For anyone who does not know what “out-of-home” (OOH), “digital out-of-home” (DOOH), or my own “interactive out-of-home” (IOOH) is, or does not believe its place or efficacy in today’s media environment, I believe you will learn very quickly otherwise.

I’m struck by examples of new technology that I have seen in a short 12 months, each adding another element of seamless human-to-computer interaction, directly affecting our experiences in the spaces around us:

Layar – through the use of your mobile phone, you can simply hold it up in any environment and instantly see, through this “augmented” reality, people around you, what they’re saying, what they’ve said, where they want to go, where you should go, etc…The open space around you instantly becomes interactable.

Audio Graffitti – here, you can walk up to any surface, speak or make a noise, and “tag” it for others to hear/experience from that point forward.  The surfaces around you instantly become audible.

Project Natal/Kinect – this gesture-based controlling system brought to us by Microsoft/Xbox was formally announced last night at the E3 conference (although the technology has been open to developers for at least a year.)  This is a game changer (pardon the pun, it’s just the right thing to say) – it allows users to control their experience in games without pressing a button of any sort.  Nothing.  All actions are controlled by the user’s gestures.  The displays around you instantly become responsive.

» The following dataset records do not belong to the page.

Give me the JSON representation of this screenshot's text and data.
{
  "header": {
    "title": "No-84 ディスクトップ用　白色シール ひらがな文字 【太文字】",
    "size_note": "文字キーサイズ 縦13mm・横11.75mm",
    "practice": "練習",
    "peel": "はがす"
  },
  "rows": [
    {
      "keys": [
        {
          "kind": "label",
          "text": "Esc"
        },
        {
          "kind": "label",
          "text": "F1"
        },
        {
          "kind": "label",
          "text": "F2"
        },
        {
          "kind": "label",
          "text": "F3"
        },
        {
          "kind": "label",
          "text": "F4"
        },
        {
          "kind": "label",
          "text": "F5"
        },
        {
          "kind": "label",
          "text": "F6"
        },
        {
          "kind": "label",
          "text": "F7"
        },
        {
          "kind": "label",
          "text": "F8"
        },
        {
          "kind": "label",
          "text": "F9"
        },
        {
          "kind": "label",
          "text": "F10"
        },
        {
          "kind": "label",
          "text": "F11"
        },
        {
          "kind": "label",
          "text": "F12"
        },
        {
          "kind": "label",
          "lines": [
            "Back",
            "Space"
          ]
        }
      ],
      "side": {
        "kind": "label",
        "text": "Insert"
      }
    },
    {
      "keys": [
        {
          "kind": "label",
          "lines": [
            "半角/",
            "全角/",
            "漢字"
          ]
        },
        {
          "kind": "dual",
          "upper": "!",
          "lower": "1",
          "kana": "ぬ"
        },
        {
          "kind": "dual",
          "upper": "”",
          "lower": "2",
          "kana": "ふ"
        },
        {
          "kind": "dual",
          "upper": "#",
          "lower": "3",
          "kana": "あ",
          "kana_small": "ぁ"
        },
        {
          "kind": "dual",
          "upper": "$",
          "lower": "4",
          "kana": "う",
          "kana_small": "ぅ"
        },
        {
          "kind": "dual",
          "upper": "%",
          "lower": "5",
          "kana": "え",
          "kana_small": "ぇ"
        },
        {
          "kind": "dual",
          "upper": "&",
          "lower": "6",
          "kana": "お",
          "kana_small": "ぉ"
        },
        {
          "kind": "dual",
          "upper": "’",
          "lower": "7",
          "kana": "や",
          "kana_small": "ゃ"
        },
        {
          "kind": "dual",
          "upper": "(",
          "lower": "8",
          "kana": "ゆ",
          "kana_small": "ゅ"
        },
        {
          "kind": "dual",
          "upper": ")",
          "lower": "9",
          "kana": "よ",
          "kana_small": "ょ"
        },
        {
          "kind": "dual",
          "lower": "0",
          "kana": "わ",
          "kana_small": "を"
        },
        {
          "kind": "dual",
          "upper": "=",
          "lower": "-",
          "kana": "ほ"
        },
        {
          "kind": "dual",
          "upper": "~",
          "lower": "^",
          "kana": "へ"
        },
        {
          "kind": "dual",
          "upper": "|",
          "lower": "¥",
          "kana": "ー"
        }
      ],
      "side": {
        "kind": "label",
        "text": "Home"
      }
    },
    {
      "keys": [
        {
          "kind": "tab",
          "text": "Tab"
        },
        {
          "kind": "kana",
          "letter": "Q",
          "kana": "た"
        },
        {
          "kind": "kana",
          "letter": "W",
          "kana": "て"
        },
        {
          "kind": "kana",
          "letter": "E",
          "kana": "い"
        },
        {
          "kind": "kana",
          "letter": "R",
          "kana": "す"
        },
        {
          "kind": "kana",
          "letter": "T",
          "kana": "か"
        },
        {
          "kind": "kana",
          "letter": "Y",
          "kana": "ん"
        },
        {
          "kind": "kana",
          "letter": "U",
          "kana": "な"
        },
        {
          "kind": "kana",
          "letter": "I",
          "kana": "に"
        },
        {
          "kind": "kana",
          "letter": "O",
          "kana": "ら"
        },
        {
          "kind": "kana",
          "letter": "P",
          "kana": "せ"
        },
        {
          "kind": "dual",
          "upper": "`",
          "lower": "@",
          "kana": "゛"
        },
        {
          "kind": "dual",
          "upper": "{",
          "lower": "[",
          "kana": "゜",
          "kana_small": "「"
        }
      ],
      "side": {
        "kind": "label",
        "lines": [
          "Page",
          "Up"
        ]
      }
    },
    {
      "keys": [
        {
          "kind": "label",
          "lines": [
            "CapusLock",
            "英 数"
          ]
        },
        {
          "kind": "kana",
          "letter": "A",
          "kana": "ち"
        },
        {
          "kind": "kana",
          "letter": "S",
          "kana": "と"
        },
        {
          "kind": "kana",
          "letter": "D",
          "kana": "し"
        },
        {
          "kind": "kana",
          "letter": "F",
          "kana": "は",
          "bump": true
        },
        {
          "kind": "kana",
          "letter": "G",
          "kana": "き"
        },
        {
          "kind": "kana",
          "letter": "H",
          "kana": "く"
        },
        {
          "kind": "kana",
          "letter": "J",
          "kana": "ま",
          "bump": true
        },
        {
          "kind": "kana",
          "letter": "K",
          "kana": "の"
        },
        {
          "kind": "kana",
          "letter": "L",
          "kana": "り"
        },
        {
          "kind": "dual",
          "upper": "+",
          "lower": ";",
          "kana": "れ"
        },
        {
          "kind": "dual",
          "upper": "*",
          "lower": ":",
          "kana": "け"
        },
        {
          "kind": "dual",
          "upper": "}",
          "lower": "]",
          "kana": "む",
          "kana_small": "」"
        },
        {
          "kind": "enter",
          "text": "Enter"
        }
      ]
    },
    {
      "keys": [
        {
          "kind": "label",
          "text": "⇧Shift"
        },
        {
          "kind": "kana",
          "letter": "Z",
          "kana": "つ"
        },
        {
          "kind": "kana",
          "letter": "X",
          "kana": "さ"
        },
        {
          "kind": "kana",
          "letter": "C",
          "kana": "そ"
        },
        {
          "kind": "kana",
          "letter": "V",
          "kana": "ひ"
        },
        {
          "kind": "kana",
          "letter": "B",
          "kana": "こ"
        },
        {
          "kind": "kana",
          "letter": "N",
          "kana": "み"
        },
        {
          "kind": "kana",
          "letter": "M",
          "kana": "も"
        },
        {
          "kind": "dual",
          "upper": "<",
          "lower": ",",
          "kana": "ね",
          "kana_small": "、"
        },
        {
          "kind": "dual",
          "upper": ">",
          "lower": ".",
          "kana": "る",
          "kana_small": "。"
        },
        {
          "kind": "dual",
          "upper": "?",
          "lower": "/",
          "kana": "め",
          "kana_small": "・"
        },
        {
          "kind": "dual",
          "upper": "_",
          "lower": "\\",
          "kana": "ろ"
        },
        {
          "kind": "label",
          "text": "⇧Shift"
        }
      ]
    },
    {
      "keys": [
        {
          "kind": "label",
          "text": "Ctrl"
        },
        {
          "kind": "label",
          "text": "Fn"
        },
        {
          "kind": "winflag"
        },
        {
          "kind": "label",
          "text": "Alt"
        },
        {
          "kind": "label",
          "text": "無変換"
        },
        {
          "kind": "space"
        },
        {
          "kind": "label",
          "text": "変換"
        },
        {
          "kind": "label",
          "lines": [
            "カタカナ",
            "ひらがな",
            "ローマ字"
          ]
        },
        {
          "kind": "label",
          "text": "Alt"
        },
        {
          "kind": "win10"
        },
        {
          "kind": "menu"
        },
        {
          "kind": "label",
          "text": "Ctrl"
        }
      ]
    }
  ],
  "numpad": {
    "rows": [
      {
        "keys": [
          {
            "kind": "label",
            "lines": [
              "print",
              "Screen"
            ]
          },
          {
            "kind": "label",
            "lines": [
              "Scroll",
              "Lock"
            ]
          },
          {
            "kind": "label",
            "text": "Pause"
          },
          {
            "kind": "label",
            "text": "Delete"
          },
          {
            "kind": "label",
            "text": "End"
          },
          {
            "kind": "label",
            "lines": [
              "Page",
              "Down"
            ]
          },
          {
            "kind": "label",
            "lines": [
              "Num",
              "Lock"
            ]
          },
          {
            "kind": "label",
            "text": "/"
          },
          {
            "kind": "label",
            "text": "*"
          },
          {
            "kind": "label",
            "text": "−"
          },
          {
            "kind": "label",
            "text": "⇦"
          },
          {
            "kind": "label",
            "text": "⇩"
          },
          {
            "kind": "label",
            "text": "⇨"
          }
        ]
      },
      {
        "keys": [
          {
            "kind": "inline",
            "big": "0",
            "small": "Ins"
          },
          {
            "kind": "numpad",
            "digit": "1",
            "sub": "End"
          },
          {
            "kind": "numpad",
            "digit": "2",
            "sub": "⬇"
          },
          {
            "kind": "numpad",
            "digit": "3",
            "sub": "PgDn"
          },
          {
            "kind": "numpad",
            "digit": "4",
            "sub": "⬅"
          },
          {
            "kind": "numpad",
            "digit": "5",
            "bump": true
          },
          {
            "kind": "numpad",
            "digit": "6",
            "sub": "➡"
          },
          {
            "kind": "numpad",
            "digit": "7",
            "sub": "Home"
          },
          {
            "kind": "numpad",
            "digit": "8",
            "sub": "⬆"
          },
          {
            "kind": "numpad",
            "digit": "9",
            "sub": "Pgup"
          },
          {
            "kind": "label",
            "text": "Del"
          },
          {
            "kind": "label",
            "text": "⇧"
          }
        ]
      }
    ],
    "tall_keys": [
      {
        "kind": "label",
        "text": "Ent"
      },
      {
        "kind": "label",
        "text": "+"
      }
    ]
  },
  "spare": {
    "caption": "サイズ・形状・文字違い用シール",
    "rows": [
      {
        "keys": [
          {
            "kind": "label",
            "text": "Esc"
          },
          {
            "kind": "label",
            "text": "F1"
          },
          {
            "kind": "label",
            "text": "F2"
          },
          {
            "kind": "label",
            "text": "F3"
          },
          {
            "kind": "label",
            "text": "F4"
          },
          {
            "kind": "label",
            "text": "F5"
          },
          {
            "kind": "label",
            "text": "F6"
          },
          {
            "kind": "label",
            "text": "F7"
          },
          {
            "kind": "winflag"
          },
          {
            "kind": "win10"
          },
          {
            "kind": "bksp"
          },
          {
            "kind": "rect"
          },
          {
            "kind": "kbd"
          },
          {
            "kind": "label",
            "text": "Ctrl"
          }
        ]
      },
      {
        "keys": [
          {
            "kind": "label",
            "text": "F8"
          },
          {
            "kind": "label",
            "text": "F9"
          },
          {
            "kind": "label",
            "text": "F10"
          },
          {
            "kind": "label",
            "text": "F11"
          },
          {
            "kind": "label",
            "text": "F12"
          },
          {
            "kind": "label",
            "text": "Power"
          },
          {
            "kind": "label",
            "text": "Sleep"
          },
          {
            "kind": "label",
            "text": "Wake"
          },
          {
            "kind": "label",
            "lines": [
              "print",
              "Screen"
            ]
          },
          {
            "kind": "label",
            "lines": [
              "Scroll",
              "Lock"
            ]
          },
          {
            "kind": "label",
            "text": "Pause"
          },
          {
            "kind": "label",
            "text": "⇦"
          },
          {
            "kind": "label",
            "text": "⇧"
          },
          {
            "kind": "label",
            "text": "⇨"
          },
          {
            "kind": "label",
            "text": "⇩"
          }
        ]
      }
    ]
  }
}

This Kinect news is really groundbreaking in my opinion.  Now, this technology is available for gamers, just a fraction of the general population, but in a year from now, how much bigger does that fraction get?  Who else is this kind of technology available for on a mass scale?

Technology is no longer the barrier.  Yes, it’s going to continue to get better and take different shapes, but as evidenced by the three examples above, it’s at the point where we no longer need to touch anything to interact with the spaces around us.  Just take a minute to think about that.

The other common thread among these three – they are all inherently social.

I’ve said before that “DOOH” as a medium is talked about wrong (“digital” just means display and without interaction, it is dull, tired, and un-sustainable) and I’m afraid that it is already becoming extinct, before it even gains traction.  We are rapidly moving beyond one-way, static displays, digital or not.

Take a look at the spaces around you when you’re on your way to work, or at the grocery store, or at the park.  Think you can interact with them?  If not, think again.